### [Records shown]
• • •
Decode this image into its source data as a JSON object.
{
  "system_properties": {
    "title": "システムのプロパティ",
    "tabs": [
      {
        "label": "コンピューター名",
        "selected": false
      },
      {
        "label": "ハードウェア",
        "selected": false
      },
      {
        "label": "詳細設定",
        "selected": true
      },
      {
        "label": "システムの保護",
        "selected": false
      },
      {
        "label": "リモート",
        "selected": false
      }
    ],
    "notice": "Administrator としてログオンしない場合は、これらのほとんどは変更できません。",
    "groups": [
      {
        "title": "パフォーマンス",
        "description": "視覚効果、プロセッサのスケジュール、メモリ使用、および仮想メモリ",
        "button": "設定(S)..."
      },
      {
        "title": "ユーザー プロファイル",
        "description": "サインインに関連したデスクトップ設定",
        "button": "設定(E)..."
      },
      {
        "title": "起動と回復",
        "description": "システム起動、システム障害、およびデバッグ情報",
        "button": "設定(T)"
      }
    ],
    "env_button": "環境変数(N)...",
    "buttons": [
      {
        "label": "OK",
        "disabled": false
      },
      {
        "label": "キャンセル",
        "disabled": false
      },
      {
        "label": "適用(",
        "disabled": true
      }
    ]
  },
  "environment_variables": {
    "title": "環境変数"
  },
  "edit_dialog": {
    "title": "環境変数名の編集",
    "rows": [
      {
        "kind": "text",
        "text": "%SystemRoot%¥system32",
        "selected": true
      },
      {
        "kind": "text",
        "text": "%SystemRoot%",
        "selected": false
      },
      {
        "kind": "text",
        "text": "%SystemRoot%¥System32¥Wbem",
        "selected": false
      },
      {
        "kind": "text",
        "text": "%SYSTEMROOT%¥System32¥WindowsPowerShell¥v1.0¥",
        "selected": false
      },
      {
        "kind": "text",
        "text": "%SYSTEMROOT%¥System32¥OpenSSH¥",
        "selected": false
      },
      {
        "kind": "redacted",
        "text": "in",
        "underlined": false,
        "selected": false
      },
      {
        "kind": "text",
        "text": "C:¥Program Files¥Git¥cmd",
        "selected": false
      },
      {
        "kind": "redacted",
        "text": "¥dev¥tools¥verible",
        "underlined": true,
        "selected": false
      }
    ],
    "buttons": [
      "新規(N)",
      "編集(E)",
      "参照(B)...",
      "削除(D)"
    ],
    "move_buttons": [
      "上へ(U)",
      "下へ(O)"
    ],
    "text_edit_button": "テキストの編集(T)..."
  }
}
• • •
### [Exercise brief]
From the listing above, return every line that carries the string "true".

### [Solution to this task]
        "selected": true
        "disabled": true
        "selected": true
        "underlined": true,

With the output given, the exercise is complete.